You feature lots of native Australian animals and insects in your story. How much research did you need to do for the book?
I grew up in country Western Australia, where those creatures are around you every day there. The last time my wife and I visited my father down there, we used to sit outside in the cool late evenings and watch the possums come out of the attic to hunt fruit. Ants – including the unique and dangerous bull ant – were my personal obsession from when I was a small child.
The area I come from is close to the great forests where the novel begins. I think that is what makes forests special to me, even on the other side of the world.
Children of the Different features an American military base. That base not only actually exists, but I have been inside it – not for military or research purposes, but it was a good experience to be able to draw on.
The northern desert country covered with giant termite mounds has a particular association for me. I have been a pro-standard jazz musician (trumpet) since I was a kid, and I once did a tour that played in lots of towns up that way. I still remember it as the “Dust Tour” – day after day sitting on a bus with that red dust pouring in everywhere.
So not much new research was needed, no… .
Who are your favorite authors and which ones had the most influence on your writing?
My favourite speculative fiction authors would include Ursula Le Guin, James Tiptree Jr, Gene Wolfe, Jack Vance, Ray Bradbury and Philip K. Dick.
The writers who have most influenced my own writing would include Jennifer Fallon, Guy Gavriel Kay, Mark Lawrence and Michael J. Sullivan.
What is a typical writing day like for you? Are you a full time writer, or do you have a “day” job?
I have a very busy and unpredictable day job, so my writing is limited to weekends and holidays. Sometimes it is even difficult for me to find time during the week for networking and social media, but I do what I can!
What’s next for you in terms of writing? Are you working on something new, and can you share it with us?
I have not decided what to do next – at the moment I am giving everything to trying to publicise this novel!
As I said above, I have three other (very different) fantasy novels completed to the same standard as Children of the Different. So one possibility is to publish one of those, which would involve all the work of revision and interacting with the support team of copyeditor, artist, formatter and narrator all over again, as I have just done this time.
On the other hand, a number of advance reviewers have expressed an interest in seeing more of the world of Children of the Different. This first novel has a definite and (I think) satisfying ending, but I could certainly write another novel set in that world, with some old characters and some new ones. The problems of that post-apocalyptic world are far from settled! I have some good ideas for a sequel, but I will see how this one goes and if there is sufficient interest in the world of Children.
Please tell us three things about you that can’t be found on the internet.
Like most bloggers, all my eccentricities are probably out there somewhere already!
Maybe I have not already confessed the full extent of my fanatical list-keeping. Naturally I use technology all the time, but I still maintain exercise books of handwritten lists: every book I have read for the last 25 years, every song in my repertoire (more than 1,000 for jazz, plus hundreds more for rock and classical), favourite films by language, books to read, films to watch, my ratings for classic Dr Who stories – I had better stop there, I think…
My trumpet is called Johann.
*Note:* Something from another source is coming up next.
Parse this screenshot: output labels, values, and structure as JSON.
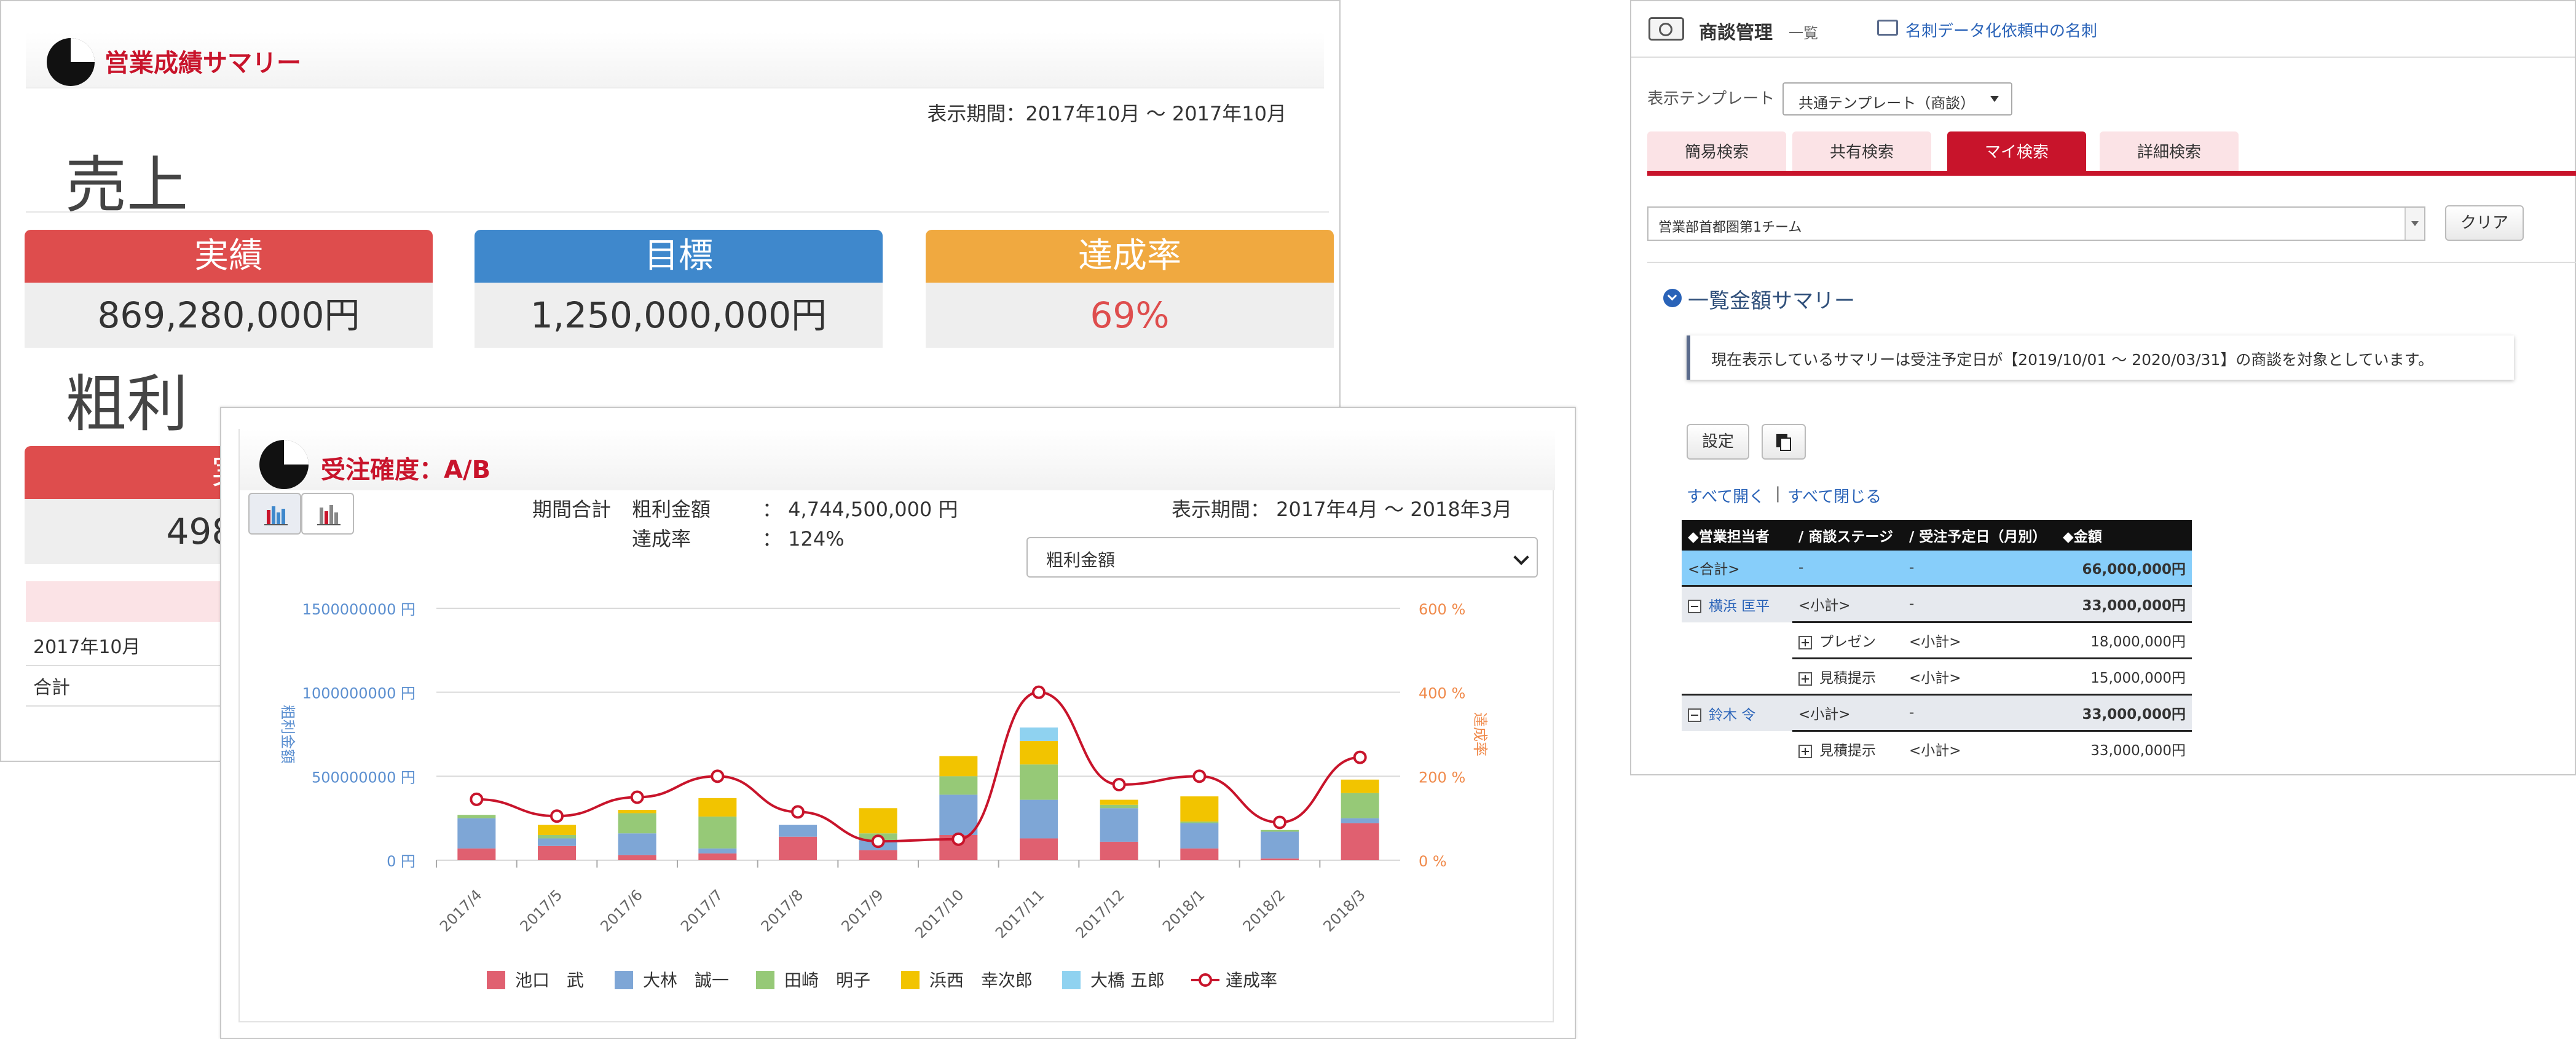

There – it’s out there now!
I love spending small coins rather than banknotes or by credit card (for many years, small coins were all I had, if that).
Thanks for joining me, Stuart! You can read my review of Children of the Different here.